Just last year The Cove won an Academy Award for best documentary. It’s an Ocean’s 11-esque film about Japan’s annual government-condoned slaughter of tens of thousands of dolphins. Basically, local goons round up dolphins to sell to aquariums all over the world and slaughter whatever doesn’t sell. After watching this, I feel it is not right to keep cetaceans, whales and dolphins, in captivity. There are reasons why zoos aren’t allowed to capture even common red tailed hawks to put on display. Ever notice that all the birds of prey you see in zoos are rescues who couldn’t survive in the wild due to disability? It’s not because they’re endangered. It’s because all native birds, migratory or not, are protected from captivity in this country. Cetaceans should be protected from such captivity programs as well. They truly were not meant to live in tanks anymore than albatrosses are meant for cages.
A live dolphin is worth about $150,000, a dead one only $600. Whatever doesn’t sell, the fishermen slaughter and repackage as “whale meat” for sale in grocery stores throughout Japan. So sea park money is the motivator behind this round up, with each dolphin you see at such parks being one of hundreds that died in a session.
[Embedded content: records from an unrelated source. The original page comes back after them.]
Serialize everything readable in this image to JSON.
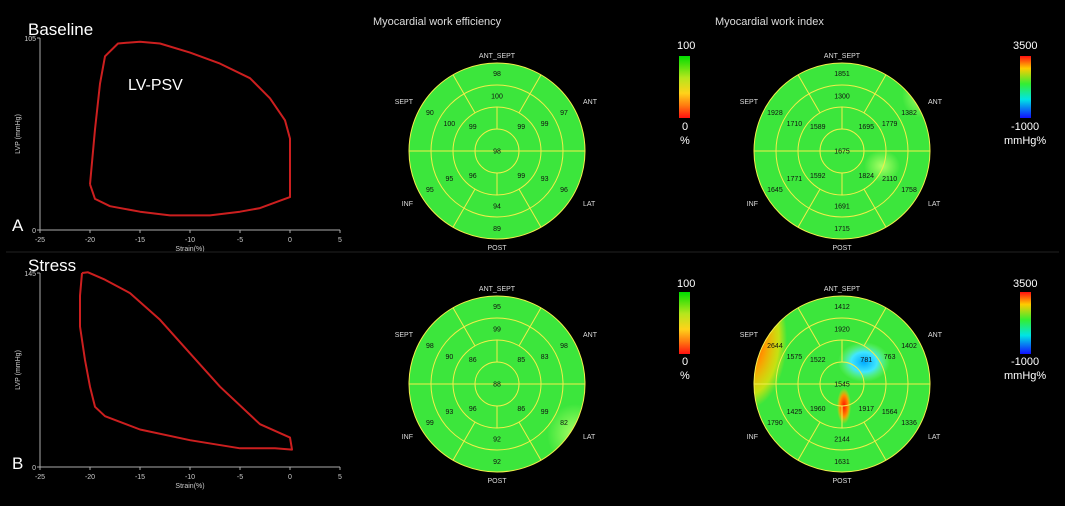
{
  "rows": [
    {
      "row_label": "A",
      "title": "Baseline",
      "annotation": "LV-PSV"
    },
    {
      "row_label": "B",
      "title": "Stress",
      "annotation": ""
    }
  ],
  "column_titles": {
    "efficiency": "Myocardial work efficiency",
    "index": "Myocardial work index"
  },
  "segment_labels": {
    "top": "ANT_SEPT",
    "upper_left": "SEPT",
    "upper_right": "ANT",
    "lower_left": "INF",
    "lower_right": "LAT",
    "bottom": "POST"
  },
  "scales": {
    "efficiency": {
      "max": "100",
      "min": "0",
      "unit": "%"
    },
    "index": {
      "max": "3500",
      "min": "-1000",
      "unit": "mmHg%"
    }
  },
  "colors": {
    "background": "#000000",
    "loop": "#cc1f1f",
    "bullseye_green": "#3ce63c",
    "bullseye_lines": "#f2ee4a",
    "axis": "#aaaaaa"
  },
  "chart_data": [
    {
      "type": "line",
      "panel": "A",
      "title": "Baseline",
      "xlabel": "Strain(%)",
      "ylabel": "LVP (mmHg)",
      "xlim": [
        -25,
        5
      ],
      "ylim": [
        0,
        105
      ],
      "xticks": [
        "-25",
        "-20",
        "-15",
        "-10",
        "-5",
        "0",
        "5"
      ],
      "yticks": [
        "0",
        "105"
      ],
      "series": [
        {
          "points": [
            [
              -20,
              25
            ],
            [
              -19.5,
              55
            ],
            [
              -19,
              80
            ],
            [
              -18.5,
              95
            ],
            [
              -17.2,
              102
            ],
            [
              -15,
              103
            ],
            [
              -13,
              102
            ],
            [
              -10,
              97
            ],
            [
              -7,
              91
            ],
            [
              -4,
              83
            ],
            [
              -2,
              72
            ],
            [
              -0.5,
              60
            ],
            [
              0,
              50
            ],
            [
              0,
              30
            ],
            [
              0,
              18
            ],
            [
              -1,
              16
            ],
            [
              -3,
              12
            ],
            [
              -5,
              10
            ],
            [
              -8,
              8
            ],
            [
              -12,
              8
            ],
            [
              -15,
              10
            ],
            [
              -18,
              13
            ],
            [
              -19.5,
              17
            ],
            [
              -20,
              25
            ]
          ]
        }
      ]
    },
    {
      "type": "line",
      "panel": "B",
      "title": "Stress",
      "xlabel": "Strain(%)",
      "ylabel": "LVP (mmHg)",
      "xlim": [
        -25,
        5
      ],
      "ylim": [
        0,
        145
      ],
      "xticks": [
        "-25",
        "-20",
        "-15",
        "-10",
        "-5",
        "0",
        "5"
      ],
      "yticks": [
        "0",
        "145"
      ],
      "series": [
        {
          "points": [
            [
              -20.8,
              145
            ],
            [
              -21,
              128
            ],
            [
              -21,
              105
            ],
            [
              -20.5,
              80
            ],
            [
              -20,
              60
            ],
            [
              -19.5,
              45
            ],
            [
              -18.5,
              38
            ],
            [
              -15,
              28
            ],
            [
              -10,
              20
            ],
            [
              -5,
              14
            ],
            [
              -1.5,
              14
            ],
            [
              0.2,
              13
            ],
            [
              0,
              22
            ],
            [
              -3,
              32
            ],
            [
              -7,
              60
            ],
            [
              -10,
              85
            ],
            [
              -13,
              110
            ],
            [
              -16,
              130
            ],
            [
              -18.5,
              140
            ],
            [
              -20.2,
              145.5
            ],
            [
              -20.8,
              145
            ]
          ]
        }
      ]
    },
    {
      "type": "heatmap",
      "panel": "A",
      "title": "Myocardial work efficiency",
      "unit": "%",
      "segments": {
        "basal": [
          "98",
          "97",
          "96",
          "89",
          "95",
          "90"
        ],
        "mid": [
          "100",
          "99",
          "93",
          "94",
          "95",
          "100"
        ],
        "apical": [
          "99",
          "99",
          "96",
          "99"
        ],
        "apex": "98"
      }
    },
    {
      "type": "heatmap",
      "panel": "A",
      "title": "Myocardial work index",
      "unit": "mmHg%",
      "segments": {
        "basal": [
          "1851",
          "1382",
          "1758",
          "1715",
          "1645",
          "1928"
        ],
        "mid": [
          "1300",
          "1779",
          "2110",
          "1691",
          "1771",
          "1710"
        ],
        "apical": [
          "1695",
          "1824",
          "1592",
          "1589"
        ],
        "apex": "1675"
      }
    },
    {
      "type": "heatmap",
      "panel": "B",
      "title": "Myocardial work efficiency",
      "unit": "%",
      "segments": {
        "basal": [
          "95",
          "98",
          "82",
          "92",
          "99",
          "98"
        ],
        "mid": [
          "99",
          "83",
          "99",
          "92",
          "93",
          "90"
        ],
        "apical": [
          "85",
          "86",
          "96",
          "86"
        ],
        "apex": "88"
      }
    },
    {
      "type": "heatmap",
      "panel": "B",
      "title": "Myocardial work index",
      "unit": "mmHg%",
      "segments": {
        "basal": [
          "1412",
          "1402",
          "1336",
          "1631",
          "1790",
          "2644"
        ],
        "mid": [
          "1920",
          "763",
          "1564",
          "2144",
          "1425",
          "1575"
        ],
        "apical": [
          "781",
          "1917",
          "1960",
          "1522"
        ],
        "apex": "1545"
      }
    }
  ]
}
If you aren’t disturbed by the baby dolphins waiting in pens while watching their families and parents being stabbed repeatedly in the water next to them, you will be disturbed by how heavily tainted with mercury dolphin meat is, moreso than tuna, and that the unsuspecting public is feeding it to their children and mothers-to-be. Dolphin meat should be considered a toxic substance inedible to humans, and for the most part, Japanese people avoid it, preferring instead to eat the healthier meat of southern whales. But they are being duped into eating this brutal harvest by mislabeling. Mercury poisoning is no small matter, and Japan’s tangoed with it already.
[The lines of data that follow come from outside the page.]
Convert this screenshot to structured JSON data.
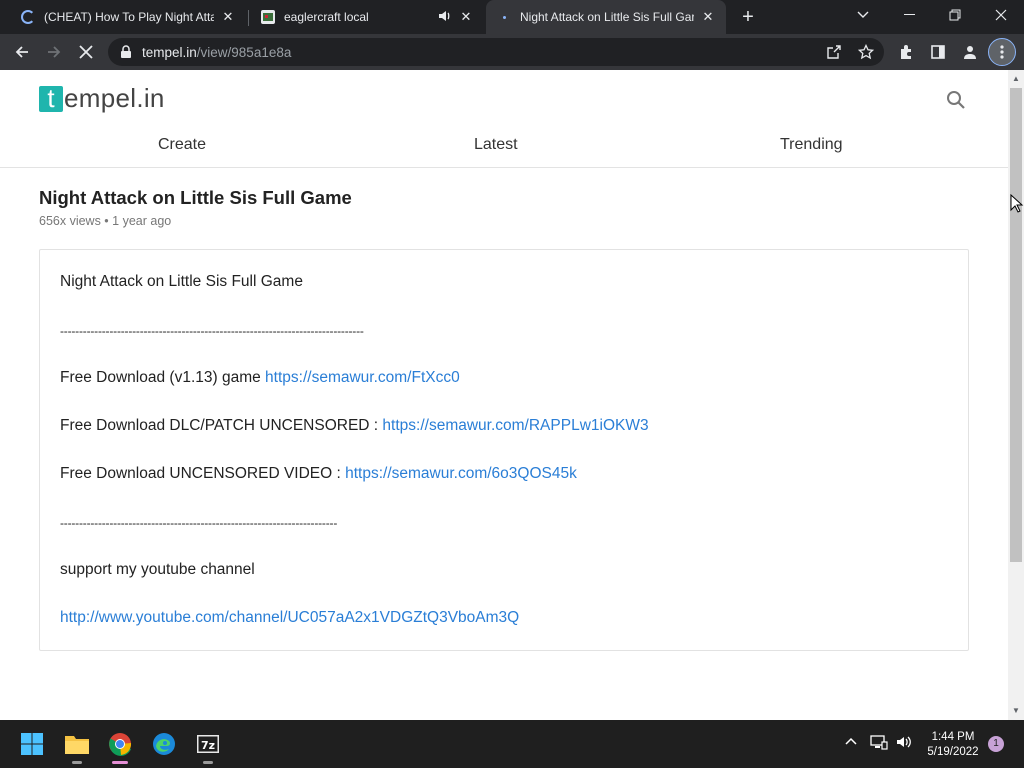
{
  "browser": {
    "tabs": [
      {
        "title": "(CHEAT) How To Play Night Attac",
        "state": "loading"
      },
      {
        "title": "eaglercraft local",
        "state": "audio"
      },
      {
        "title": "Night Attack on Little Sis Full Gar",
        "state": "active"
      }
    ],
    "url": {
      "host": "tempel.in",
      "path": "/view/985a1e8a"
    }
  },
  "site": {
    "logo_t": "t",
    "logo_rest": "empel.in",
    "nav": [
      "Create",
      "Latest",
      "Trending"
    ]
  },
  "post": {
    "title": "Night Attack on Little Sis Full Game",
    "meta": "656x views • 1 year ago",
    "heading": "Night Attack on Little Sis Full Game",
    "divider1": "--------------------------------------------------------------------------------",
    "download1_label": "Free Download (v1.13) game ",
    "download1_link": "https://semawur.com/FtXcc0",
    "download2_label": "Free Download DLC/PATCH UNCENSORED : ",
    "download2_link": "https://semawur.com/RAPPLw1iOKW3",
    "download3_label": "Free Download UNCENSORED VIDEO : ",
    "download3_link": "https://semawur.com/6o3QOS45k",
    "divider2": "-------------------------------------------------------------------------",
    "support_text": "support my youtube channel",
    "youtube_link": "http://www.youtube.com/channel/UC057aA2x1VDGZtQ3VboAm3Q"
  },
  "taskbar": {
    "time": "1:44 PM",
    "date": "5/19/2022",
    "notification_count": "1"
  },
  "colors": {
    "logo_accent": "#1fb5ad",
    "link": "#2a7ed6",
    "browser_dark": "#202124"
  }
}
Japan lobbies heavily to hunt whales freely again. (They don’t have to lobby to hunt dolphins, as there is no ban on smaller cetaceans.) I don’t think it’s fair that this country should have as much clout as it does when other peoples who can also claim a cultural right to hunt cetaceans have handed in their harpoons. These animals do not belong to any one country any more than the birds in the sky do.
The film was not as gory as I was expecting, and it had a definite action-flick feel as the film makers dodged the Japanese authorities in order to expose this “dirty secret” which even most Japanese citizens have no idea is going on. If you can stand to have your heart strings tugged and consider yourself a friend of the environment, Japan, or dolphins, you should check it out and form your own conclusion.
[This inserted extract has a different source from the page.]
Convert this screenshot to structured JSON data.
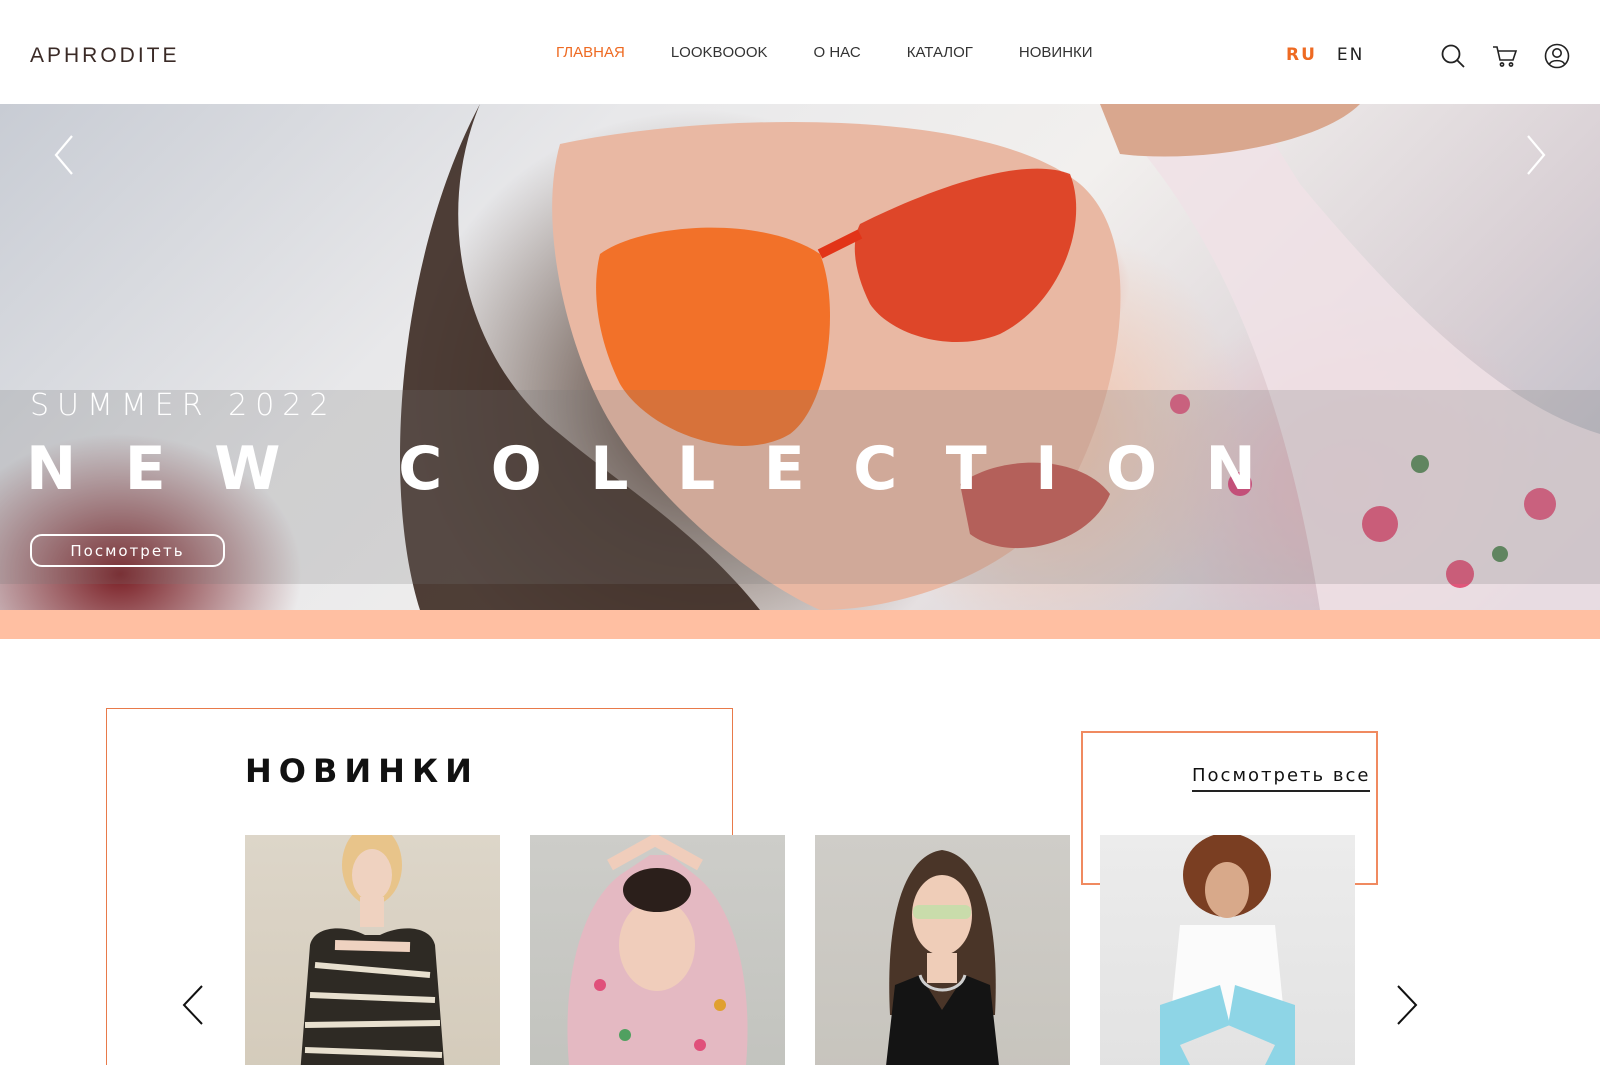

Peoples is peoples
So why did I mention dolphin slaughter in a post that’s supposed to be about the tsunami? Because even after watching this documentary, I don’t hate Japanese people, and I’m still donating to the Red Cross. On the other hand, just because a country is having a hard time doesn’t mean we should ignore its shortcomings.
I can no more call the Japanese “noble” for recovering after an earthquake than I can call them “evil” for mistreating POWs in WWII. In fact, I don’t like referring the people who live in Japan as merely “Japanese” because it makes them sound like one person, not individuals with their own sense of right and wrong, their own gifts and shortcomings, their own generational attitudes and opinions. I’m hearing a lot of inspiring stories about individuals coming out of Japan, people rescuing each other, laying down their lives to save one another. (And my goodness, I was actually proud of our military for helping out. I had a little “Go Team America!” moment.)
It is important to remember the individuals affected by these things, and to try to assist where you can, whether it’s helping get food to the hungry or protecting them from eating contaminants. We all have to do our part, not as a nameless herd of complacents, but as an active team of human individuals, sharing this tight planet, and lifting each other up where possible.
I have probably immensely pissed someone off with my ramblings, and I apologize if I have. I’ll go be quiet in a corner now.